Write out every entry in full. Leave nothing out.

[Records from a data collection]
[Start of section]
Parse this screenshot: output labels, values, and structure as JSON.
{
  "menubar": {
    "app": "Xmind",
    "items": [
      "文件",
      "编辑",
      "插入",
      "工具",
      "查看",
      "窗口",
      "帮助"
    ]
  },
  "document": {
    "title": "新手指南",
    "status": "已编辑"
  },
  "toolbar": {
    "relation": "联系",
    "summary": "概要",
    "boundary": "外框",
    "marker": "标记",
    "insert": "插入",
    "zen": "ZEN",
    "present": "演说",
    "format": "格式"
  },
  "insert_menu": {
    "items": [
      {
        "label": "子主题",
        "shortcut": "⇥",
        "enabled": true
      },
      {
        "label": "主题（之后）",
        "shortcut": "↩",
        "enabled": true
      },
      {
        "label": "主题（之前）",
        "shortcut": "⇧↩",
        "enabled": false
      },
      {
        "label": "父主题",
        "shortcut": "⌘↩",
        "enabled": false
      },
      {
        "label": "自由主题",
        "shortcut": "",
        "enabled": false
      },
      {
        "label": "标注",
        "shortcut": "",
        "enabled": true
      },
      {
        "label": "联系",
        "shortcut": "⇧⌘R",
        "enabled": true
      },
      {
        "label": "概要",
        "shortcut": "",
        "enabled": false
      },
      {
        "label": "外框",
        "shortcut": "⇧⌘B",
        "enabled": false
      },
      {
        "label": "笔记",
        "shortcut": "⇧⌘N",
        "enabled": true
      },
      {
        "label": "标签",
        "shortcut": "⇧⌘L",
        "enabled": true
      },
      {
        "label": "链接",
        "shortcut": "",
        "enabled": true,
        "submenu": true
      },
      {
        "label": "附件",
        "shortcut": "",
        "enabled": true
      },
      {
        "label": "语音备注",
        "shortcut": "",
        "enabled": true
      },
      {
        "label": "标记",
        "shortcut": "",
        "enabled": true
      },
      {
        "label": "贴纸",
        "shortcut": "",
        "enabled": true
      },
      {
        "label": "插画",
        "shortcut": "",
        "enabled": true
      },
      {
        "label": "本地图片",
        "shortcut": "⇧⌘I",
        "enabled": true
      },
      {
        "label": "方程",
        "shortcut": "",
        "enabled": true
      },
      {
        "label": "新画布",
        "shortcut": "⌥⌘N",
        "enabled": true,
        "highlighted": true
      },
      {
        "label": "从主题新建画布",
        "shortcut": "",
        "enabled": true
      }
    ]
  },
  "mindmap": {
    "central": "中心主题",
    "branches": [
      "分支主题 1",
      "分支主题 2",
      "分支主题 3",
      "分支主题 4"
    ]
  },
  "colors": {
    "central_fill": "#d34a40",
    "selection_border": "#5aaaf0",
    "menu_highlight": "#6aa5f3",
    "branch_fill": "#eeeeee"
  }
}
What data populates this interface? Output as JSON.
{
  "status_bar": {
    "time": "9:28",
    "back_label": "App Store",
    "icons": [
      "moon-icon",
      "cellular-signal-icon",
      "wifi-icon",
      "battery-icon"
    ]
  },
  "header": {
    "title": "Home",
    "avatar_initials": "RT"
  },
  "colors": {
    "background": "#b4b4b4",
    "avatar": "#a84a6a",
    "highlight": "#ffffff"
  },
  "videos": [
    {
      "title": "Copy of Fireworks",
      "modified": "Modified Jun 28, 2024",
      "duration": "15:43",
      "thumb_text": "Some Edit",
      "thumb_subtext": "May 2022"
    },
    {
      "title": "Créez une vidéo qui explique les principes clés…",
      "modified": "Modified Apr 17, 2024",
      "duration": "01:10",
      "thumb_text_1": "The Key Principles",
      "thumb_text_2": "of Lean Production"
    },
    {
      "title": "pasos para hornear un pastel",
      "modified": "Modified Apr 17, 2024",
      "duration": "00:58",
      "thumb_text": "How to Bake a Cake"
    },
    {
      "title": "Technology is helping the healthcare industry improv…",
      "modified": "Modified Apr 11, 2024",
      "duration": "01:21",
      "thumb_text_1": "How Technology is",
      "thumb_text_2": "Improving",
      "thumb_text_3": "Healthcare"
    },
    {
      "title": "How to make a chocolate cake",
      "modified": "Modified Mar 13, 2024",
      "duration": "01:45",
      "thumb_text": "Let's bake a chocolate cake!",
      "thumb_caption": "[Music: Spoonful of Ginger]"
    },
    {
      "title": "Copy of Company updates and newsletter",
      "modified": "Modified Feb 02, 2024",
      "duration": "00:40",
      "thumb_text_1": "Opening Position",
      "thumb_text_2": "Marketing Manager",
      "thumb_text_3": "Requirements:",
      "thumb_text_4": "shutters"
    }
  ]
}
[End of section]
OUTPUT OF THE EXERCISE →
Parse this screenshot: output labels, values, and structure as JSON.
{
  "menubar": {
    "app": "Xmind",
    "items": [
      "文件",
      "编辑",
      "插入",
      "工具",
      "查看",
      "窗口",
      "帮助"
    ]
  },
  "document": {
    "title": "新手指南",
    "status": "已编辑"
  },
  "toolbar": {
    "relation": "联系",
    "summary": "概要",
    "boundary": "外框",
    "marker": "标记",
    "insert": "插入",
    "zen": "ZEN",
    "present": "演说",
    "format": "格式"
  },
  "insert_menu": {
    "items": [
      {
        "label": "子主题",
        "shortcut": "⇥",
        "enabled": true
      },
      {
        "label": "主题（之后）",
        "shortcut": "↩",
        "enabled": true
      },
      {
        "label": "主题（之前）",
        "shortcut": "⇧↩",
        "enabled": false
      },
      {
        "label": "父主题",
        "shortcut": "⌘↩",
        "enabled": false
      },
      {
        "label": "自由主题",
        "shortcut": "",
        "enabled": false
      },
      {
        "label": "标注",
        "shortcut": "",
        "enabled": true
      },
      {
        "label": "联系",
        "shortcut": "⇧⌘R",
        "enabled": true
      },
      {
        "label": "概要",
        "shortcut": "",
        "enabled": false
      },
      {
        "label": "外框",
        "shortcut": "⇧⌘B",
        "enabled": false
      },
      {
        "label": "笔记",
        "shortcut": "⇧⌘N",
        "enabled": true
      },
      {
        "label": "标签",
        "shortcut": "⇧⌘L",
        "enabled": true
      },
      {
        "label": "链接",
        "shortcut": "",
        "enabled": true,
        "submenu": true
      },
      {
        "label": "附件",
        "shortcut": "",
        "enabled": true
      },
      {
        "label": "语音备注",
        "shortcut": "",
        "enabled": true
      },
      {
        "label": "标记",
        "shortcut": "",
        "enabled": true
      },
      {
        "label": "贴纸",
        "shortcut": "",
        "enabled": true
      },
      {
        "label": "插画",
        "shortcut": "",
        "enabled": true
      },
      {
        "label": "本地图片",
        "shortcut": "⇧⌘I",
        "enabled": true
      },
      {
        "label": "方程",
        "shortcut": "",
        "enabled": true
      },
      {
        "label": "新画布",
        "shortcut": "⌥⌘N",
        "enabled": true,
        "highlighted": true
      },
      {
        "label": "从主题新建画布",
        "shortcut": "",
        "enabled": true
      }
    ]
  },
  "mindmap": {
    "central": "中心主题",
    "branches": [
      "分支主题 1",
      "分支主题 2",
      "分支主题 3",
      "分支主题 4"
    ]
  },
  "colors": {
    "central_fill": "#d34a40",
    "selection_border": "#5aaaf0",
    "menu_highlight": "#6aa5f3",
    "branch_fill": "#eeeeee"
  }
}
What data populates this interface? Output as JSON.
{
  "status_bar": {
    "time": "9:28",
    "back_label": "App Store",
    "icons": [
      "moon-icon",
      "cellular-signal-icon",
      "wifi-icon",
      "battery-icon"
    ]
  },
  "header": {
    "title": "Home",
    "avatar_initials": "RT"
  },
  "colors": {
    "background": "#b4b4b4",
    "avatar": "#a84a6a",
    "highlight": "#ffffff"
  },
  "videos": [
    {
      "title": "Copy of Fireworks",
      "modified": "Modified Jun 28, 2024",
      "duration": "15:43",
      "thumb_text": "Some Edit",
      "thumb_subtext": "May 2022"
    },
    {
      "title": "Créez une vidéo qui explique les principes clés…",
      "modified": "Modified Apr 17, 2024",
      "duration": "01:10",
      "thumb_text_1": "The Key Principles",
      "thumb_text_2": "of Lean Production"
    },
    {
      "title": "pasos para hornear un pastel",
      "modified": "Modified Apr 17, 2024",
      "duration": "00:58",
      "thumb_text": "How to Bake a Cake"
    },
    {
      "title": "Technology is helping the healthcare industry improv…",
      "modified": "Modified Apr 11, 2024",
      "duration": "01:21",
      "thumb_text_1": "How Technology is",
      "thumb_text_2": "Improving",
      "thumb_text_3": "Healthcare"
    },
    {
      "title": "How to make a chocolate cake",
      "modified": "Modified Mar 13, 2024",
      "duration": "01:45",
      "thumb_text": "Let's bake a chocolate cake!",
      "thumb_caption": "[Music: Spoonful of Ginger]"
    },
    {
      "title": "Copy of Company updates and newsletter",
      "modified": "Modified Feb 02, 2024",
      "duration": "00:40",
      "thumb_text_1": "Opening Position",
      "thumb_text_2": "Marketing Manager",
      "thumb_text_3": "Requirements:",
      "thumb_text_4": "shutters"
    }
  ]
}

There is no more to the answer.